What’s the best advice you ever received?
I was a 17-year-old Marine in training on Parris Island. During a night combat course, the instructor shouted out to all of us, a couple of hundred Marines, “We’re all afraid of the dark. We’re all afraid of what we don’t know. And we’re going to teach you to live in the darkness so that you won’t be afraid of it.”
Who were your heroes growing up?
Superman, Captain Marvel, Plastic Man—and particularly Wonder Woman.
What attracted you to comics?
The classic comics seemed to have a strong relationship with reality. I had had enough of Bugs Bunny and eating carrots.
How should a man handle criticism?
With a bat.
How should a man handle getting older?
You don’t. It will handle you.
Who has been the biggest influence on your life?
You know, that’s a question that needs to be answered over a drink. What do you drink?
If you’re buying, I’ll have a bourbon.
And I’ll have a tequila. And then we’ll learn the answer.
What book most changed your life?
Not long after I came out of the Marines, I was sort of supporting our effort in Vietnam. A friend of mine was very angry with my position, and he gave me a book called The Arrogance of Power, by William Fulbright. It spoke exactly to its title—that power in the wrong hands can be very arrogant.
Did it change your feelings about the war?
Yes—I began to protest it. I remember some demonstrations that were in favor of the action in Vietnam, and they were chanting, “Your country: Love it or leave it.” That disturbed me because I kept thinking, “What if I love my country but I disagree with it?” Was leaving it the only option? I decided, no, that protest was also an option. We seem to be in that position right now.
What adventure most changed your life?
Being a Marine. It challenged my spirit in a way that it hadn’t been previously. And it comes along with learning about sacrifice and courage. It changes you as a person.
What human quality do you most admire?
And which do you most deplore?
Arrogance. Selfishness. Bigotry.
What is the best cure for heartache?
Heartache is a terribly aching, wonderful emotion to cope with. I mean, what were all those beautiful love songs written about?
Is there a song that works especially well?
“Don’t Worry ’Bout Me,” by Frank Sinatra.
What advice would you give your younger self?
Learn and accept that there will be suffering in your life. And don’t smoke.
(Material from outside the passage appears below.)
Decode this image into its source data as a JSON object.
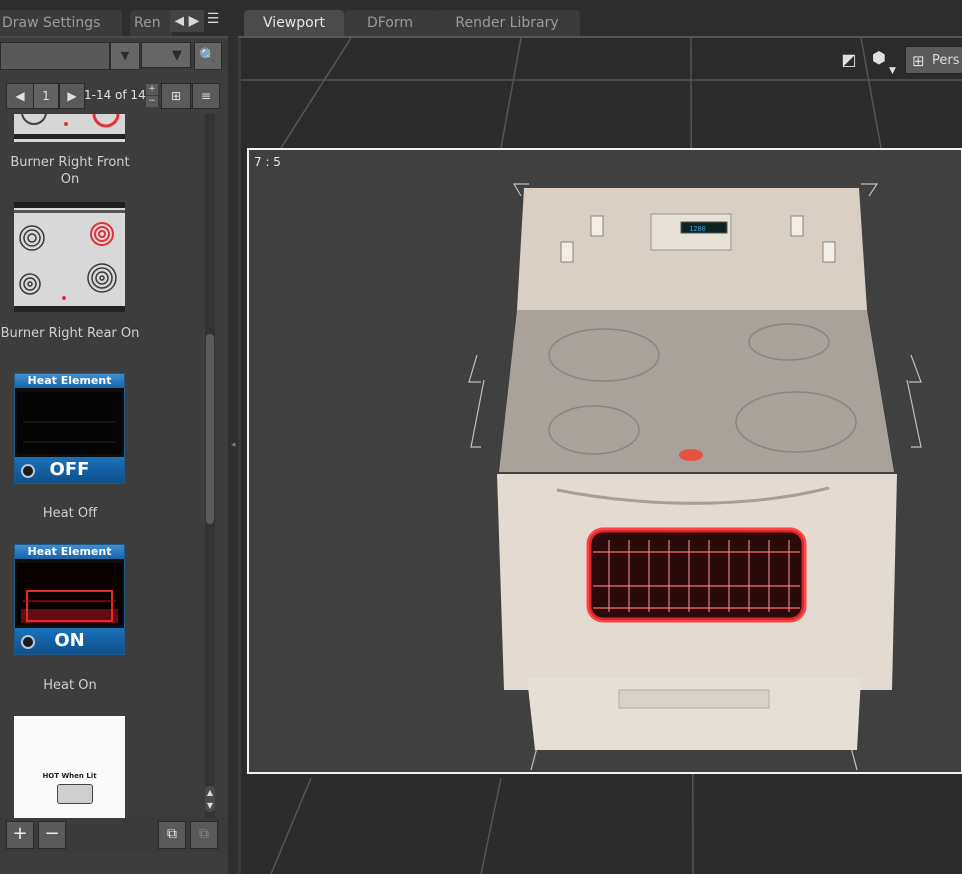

What is the most challenging thing about raising children?
Nothing. It’s an honor—the most divine thing I can think of.
How do you want to be remembered when you’re gone?
Never say “gone” to an old actor.